→ **WHAT YOU HAVE TO DO**: In the data below, find the lines containing "background" and say how many there are, nothing more.

**** INFORMATION GIVEN

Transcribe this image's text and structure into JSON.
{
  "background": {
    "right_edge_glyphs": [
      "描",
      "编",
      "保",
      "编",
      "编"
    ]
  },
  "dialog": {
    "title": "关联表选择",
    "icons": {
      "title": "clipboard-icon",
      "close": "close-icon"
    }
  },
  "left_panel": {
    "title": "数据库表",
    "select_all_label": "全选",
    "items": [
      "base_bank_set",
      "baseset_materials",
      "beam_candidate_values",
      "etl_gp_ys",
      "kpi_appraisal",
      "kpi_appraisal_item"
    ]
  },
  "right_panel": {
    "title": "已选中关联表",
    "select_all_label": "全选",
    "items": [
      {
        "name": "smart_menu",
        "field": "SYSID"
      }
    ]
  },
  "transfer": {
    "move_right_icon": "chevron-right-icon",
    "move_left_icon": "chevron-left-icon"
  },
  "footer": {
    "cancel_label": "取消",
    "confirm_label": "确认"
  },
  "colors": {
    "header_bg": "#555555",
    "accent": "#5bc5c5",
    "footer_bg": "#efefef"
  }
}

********
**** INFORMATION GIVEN

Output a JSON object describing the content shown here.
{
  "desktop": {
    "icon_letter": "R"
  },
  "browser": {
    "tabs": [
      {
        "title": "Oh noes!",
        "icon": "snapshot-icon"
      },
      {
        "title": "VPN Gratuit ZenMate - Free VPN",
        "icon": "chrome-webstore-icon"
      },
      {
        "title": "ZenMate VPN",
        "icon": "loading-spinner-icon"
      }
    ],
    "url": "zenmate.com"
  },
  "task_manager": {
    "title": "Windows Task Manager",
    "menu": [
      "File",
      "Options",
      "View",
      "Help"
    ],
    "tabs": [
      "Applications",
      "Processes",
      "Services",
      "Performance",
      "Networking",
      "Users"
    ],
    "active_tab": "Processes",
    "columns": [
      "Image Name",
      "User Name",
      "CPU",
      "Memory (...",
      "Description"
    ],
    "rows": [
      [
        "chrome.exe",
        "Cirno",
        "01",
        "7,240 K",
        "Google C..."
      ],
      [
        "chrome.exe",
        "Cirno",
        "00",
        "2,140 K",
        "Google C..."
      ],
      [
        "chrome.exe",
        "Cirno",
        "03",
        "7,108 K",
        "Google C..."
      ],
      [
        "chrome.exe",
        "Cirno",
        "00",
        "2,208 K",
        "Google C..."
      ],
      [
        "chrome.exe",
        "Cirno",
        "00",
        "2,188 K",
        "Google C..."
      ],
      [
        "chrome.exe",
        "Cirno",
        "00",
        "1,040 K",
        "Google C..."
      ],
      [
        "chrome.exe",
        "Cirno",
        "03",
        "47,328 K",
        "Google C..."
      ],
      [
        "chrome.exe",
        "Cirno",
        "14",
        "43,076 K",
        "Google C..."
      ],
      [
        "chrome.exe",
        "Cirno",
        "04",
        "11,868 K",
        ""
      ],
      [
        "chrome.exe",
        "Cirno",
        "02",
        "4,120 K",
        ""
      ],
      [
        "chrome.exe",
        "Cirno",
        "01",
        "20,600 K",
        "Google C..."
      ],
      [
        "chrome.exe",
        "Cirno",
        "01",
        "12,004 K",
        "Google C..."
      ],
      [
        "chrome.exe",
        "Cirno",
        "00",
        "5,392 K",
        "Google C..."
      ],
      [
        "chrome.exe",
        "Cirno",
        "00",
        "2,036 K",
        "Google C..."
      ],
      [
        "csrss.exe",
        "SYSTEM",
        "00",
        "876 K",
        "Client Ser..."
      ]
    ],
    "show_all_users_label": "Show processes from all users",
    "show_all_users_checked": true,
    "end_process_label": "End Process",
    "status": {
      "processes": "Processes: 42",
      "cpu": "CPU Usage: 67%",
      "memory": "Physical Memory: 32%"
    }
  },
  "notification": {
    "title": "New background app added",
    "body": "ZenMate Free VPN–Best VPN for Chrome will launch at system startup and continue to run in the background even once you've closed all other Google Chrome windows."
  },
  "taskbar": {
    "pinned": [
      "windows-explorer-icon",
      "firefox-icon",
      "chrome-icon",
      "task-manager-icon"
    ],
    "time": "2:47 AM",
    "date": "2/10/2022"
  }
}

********

→ **PROBLEM SOLUTION**: 3